Retaining walls are usually made of masonry, stone, brick, concrete, vinyl, steel, or wood. If I were to design from scratch, I would choose either wood or tile depending on what worked best with the overall look – they both have their pros and cons. In our old house, our fridge had a slow leak in the back, which we were unaware of for days, and needless to say our wood floors were pretty busted. I an open floor plan with wood floors in my main areas and halls, and a slate/granite pattern in my kitchen. I’m a fan of the traditional cork look, whereas my husband likes the look of wood much better, and we were able to find a style that suited both of us. Good luck!
If you are actually going to use the kitchen to cook and put it through its paces on a regular basis, wood or cork is the better option. Cork tiles and wood floor (without grooves between planks!) are much easier to keep clean. For a temporary deck, wood is the material of choice, and a poured concrete foundation is not needed. While using it to cut the planks at the stern a part inside had finally given up the ghost.
We’ve actually just moved to a home with (engineered) wood in the kitchen and though the floor is in good shape elsewhere, it is not faring well in the kitchen – there is some fairly large separation in the (otherwise shiny, very traditional) planks. So each to their own, but it’s not something I typically would spec for a client – if they wanted a softer floor than tile and didn’t want rugs, I’d use cork before wood. Walls are either a plain, neutral backdrop in white, cream or ecru, or they are bright canvases of color. Windows often have exterior shutters in a contrasting shade to the building walls.
Remember to account for the thickness of the wood in your calculations, and remember that the stated dimensions are of the rough-milled size, and not the finished size. The spacing serves a secondary purpose: through the openings, it is easy to find the joists into which you must screw the planks. Once all the planks have been screwed in place, coat with a waterproofing sealer, allow to dry and enjoy!

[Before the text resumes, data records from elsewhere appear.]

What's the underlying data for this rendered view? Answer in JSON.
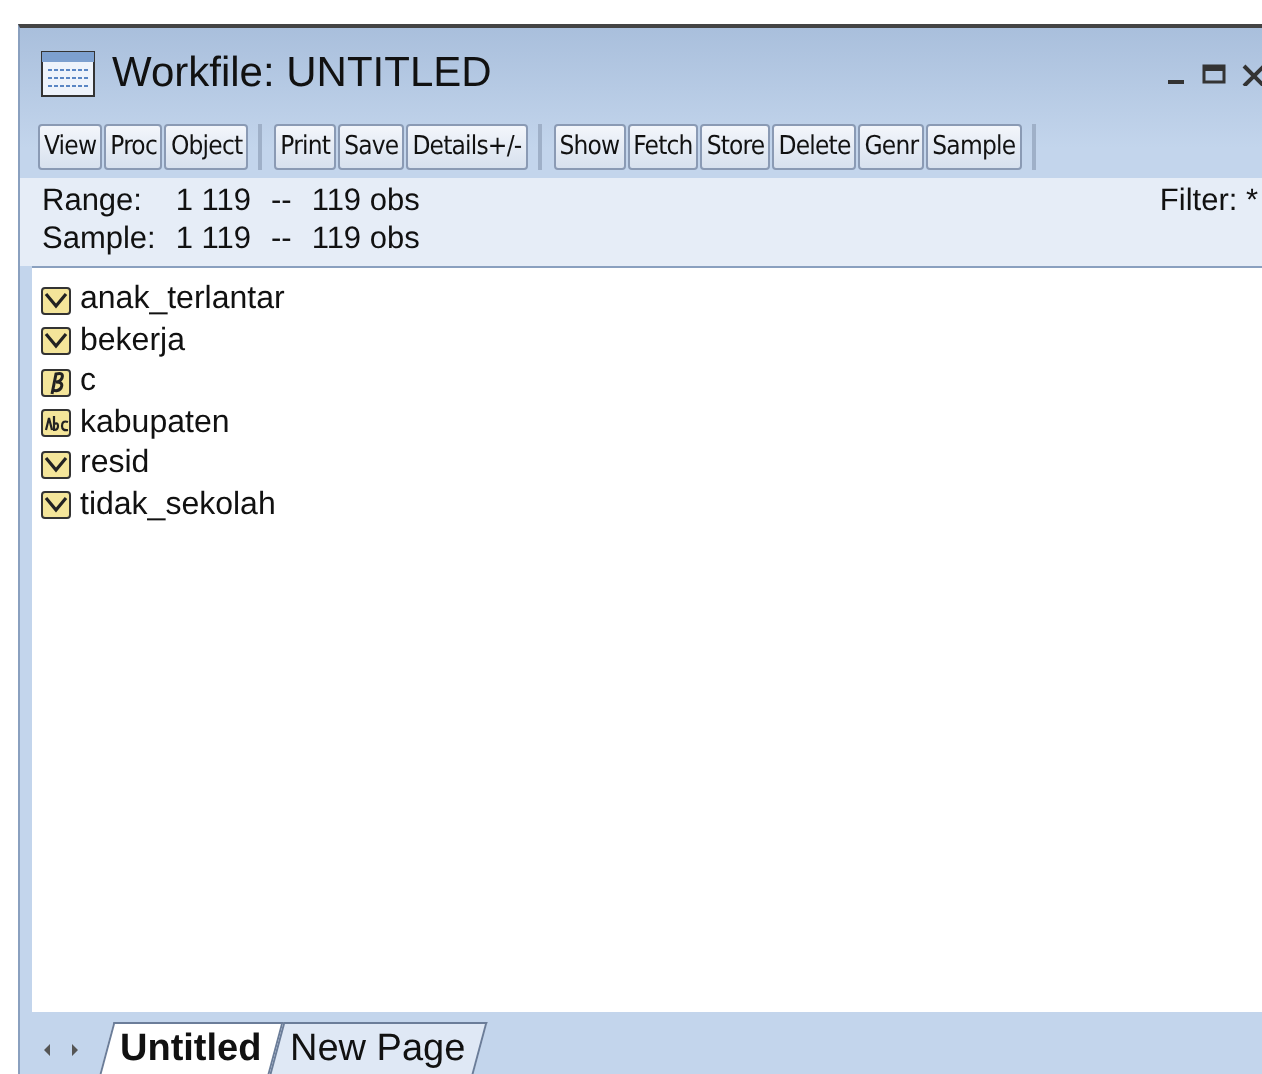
{
  "window": {
    "title": "Workfile: UNTITLED"
  },
  "toolbar": [
    [
      "View",
      "Proc",
      "Object"
    ],
    [
      "Print",
      "Save",
      "Details+/-"
    ],
    [
      "Show",
      "Fetch",
      "Store",
      "Delete",
      "Genr",
      "Sample"
    ]
  ],
  "info": {
    "range_label": "Range:",
    "range_value": "1 119",
    "range_sep": "--",
    "range_obs": "119 obs",
    "sample_label": "Sample:",
    "sample_value": "1 119",
    "sample_sep": "--",
    "sample_obs": "119 obs",
    "filter": "Filter: *"
  },
  "objects": [
    {
      "name": "anak_terlantar",
      "kind": "series"
    },
    {
      "name": "bekerja",
      "kind": "series"
    },
    {
      "name": "c",
      "kind": "coef"
    },
    {
      "name": "kabupaten",
      "kind": "alpha"
    },
    {
      "name": "resid",
      "kind": "series"
    },
    {
      "name": "tidak_sekolah",
      "kind": "series"
    }
  ],
  "pages": [
    {
      "label": "Untitled",
      "selected": true
    },
    {
      "label": "New Page",
      "selected": false
    }
  ]
}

Edit 8/15/13: In the future I would probably use knickels, like Little Green Notebook did to get the planks the tiniest bit spaced apart. If you do not own a saw, most big chain hardware stores have lumber cutting services and they will cut the wood to your desired size. According to the directions on the wood stain, give your boards several coats of stain, allowing 2 hours of dry time in between coats. Since the base was in great condition we decided it would be best to keep it & create a new wood top. We pieced together two large pieces of wood with a narrower one down the middle.